[Opening Data supplied section]

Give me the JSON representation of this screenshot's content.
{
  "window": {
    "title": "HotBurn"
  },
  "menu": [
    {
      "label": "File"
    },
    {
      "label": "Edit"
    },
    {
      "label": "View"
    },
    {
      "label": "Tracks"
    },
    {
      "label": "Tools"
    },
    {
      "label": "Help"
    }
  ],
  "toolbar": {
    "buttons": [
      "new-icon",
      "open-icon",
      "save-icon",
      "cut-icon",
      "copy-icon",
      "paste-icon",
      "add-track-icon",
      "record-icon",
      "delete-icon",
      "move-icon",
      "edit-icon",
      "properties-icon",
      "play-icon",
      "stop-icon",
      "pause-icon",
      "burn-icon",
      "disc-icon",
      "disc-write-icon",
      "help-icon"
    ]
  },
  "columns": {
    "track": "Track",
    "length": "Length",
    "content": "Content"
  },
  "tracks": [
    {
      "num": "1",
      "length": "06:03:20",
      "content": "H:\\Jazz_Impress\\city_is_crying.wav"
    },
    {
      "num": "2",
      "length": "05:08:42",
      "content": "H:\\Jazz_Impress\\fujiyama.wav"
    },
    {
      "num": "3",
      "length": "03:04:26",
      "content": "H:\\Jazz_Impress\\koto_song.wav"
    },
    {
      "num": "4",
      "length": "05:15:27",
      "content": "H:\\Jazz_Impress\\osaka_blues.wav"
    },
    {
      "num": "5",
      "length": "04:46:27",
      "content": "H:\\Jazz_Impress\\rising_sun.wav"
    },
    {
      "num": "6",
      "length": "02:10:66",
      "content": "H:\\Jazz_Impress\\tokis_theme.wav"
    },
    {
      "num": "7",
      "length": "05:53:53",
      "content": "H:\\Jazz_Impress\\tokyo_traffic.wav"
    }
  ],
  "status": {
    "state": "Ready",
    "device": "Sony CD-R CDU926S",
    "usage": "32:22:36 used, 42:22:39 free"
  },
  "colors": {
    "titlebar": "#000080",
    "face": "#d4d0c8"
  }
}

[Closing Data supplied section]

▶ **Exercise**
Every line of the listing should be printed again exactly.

▶ **Task result**
Give me the JSON representation of this screenshot's content.
{
  "window": {
    "title": "HotBurn"
  },
  "menu": [
    {
      "label": "File"
    },
    {
      "label": "Edit"
    },
    {
      "label": "View"
    },
    {
      "label": "Tracks"
    },
    {
      "label": "Tools"
    },
    {
      "label": "Help"
    }
  ],
  "toolbar": {
    "buttons": [
      "new-icon",
      "open-icon",
      "save-icon",
      "cut-icon",
      "copy-icon",
      "paste-icon",
      "add-track-icon",
      "record-icon",
      "delete-icon",
      "move-icon",
      "edit-icon",
      "properties-icon",
      "play-icon",
      "stop-icon",
      "pause-icon",
      "burn-icon",
      "disc-icon",
      "disc-write-icon",
      "help-icon"
    ]
  },
  "columns": {
    "track": "Track",
    "length": "Length",
    "content": "Content"
  },
  "tracks": [
    {
      "num": "1",
      "length": "06:03:20",
      "content": "H:\\Jazz_Impress\\city_is_crying.wav"
    },
    {
      "num": "2",
      "length": "05:08:42",
      "content": "H:\\Jazz_Impress\\fujiyama.wav"
    },
    {
      "num": "3",
      "length": "03:04:26",
      "content": "H:\\Jazz_Impress\\koto_song.wav"
    },
    {
      "num": "4",
      "length": "05:15:27",
      "content": "H:\\Jazz_Impress\\osaka_blues.wav"
    },
    {
      "num": "5",
      "length": "04:46:27",
      "content": "H:\\Jazz_Impress\\rising_sun.wav"
    },
    {
      "num": "6",
      "length": "02:10:66",
      "content": "H:\\Jazz_Impress\\tokis_theme.wav"
    },
    {
      "num": "7",
      "length": "05:53:53",
      "content": "H:\\Jazz_Impress\\tokyo_traffic.wav"
    }
  ],
  "status": {
    "state": "Ready",
    "device": "Sony CD-R CDU926S",
    "usage": "32:22:36 used, 42:22:39 free"
  },
  "colors": {
    "titlebar": "#000080",
    "face": "#d4d0c8"
  }
}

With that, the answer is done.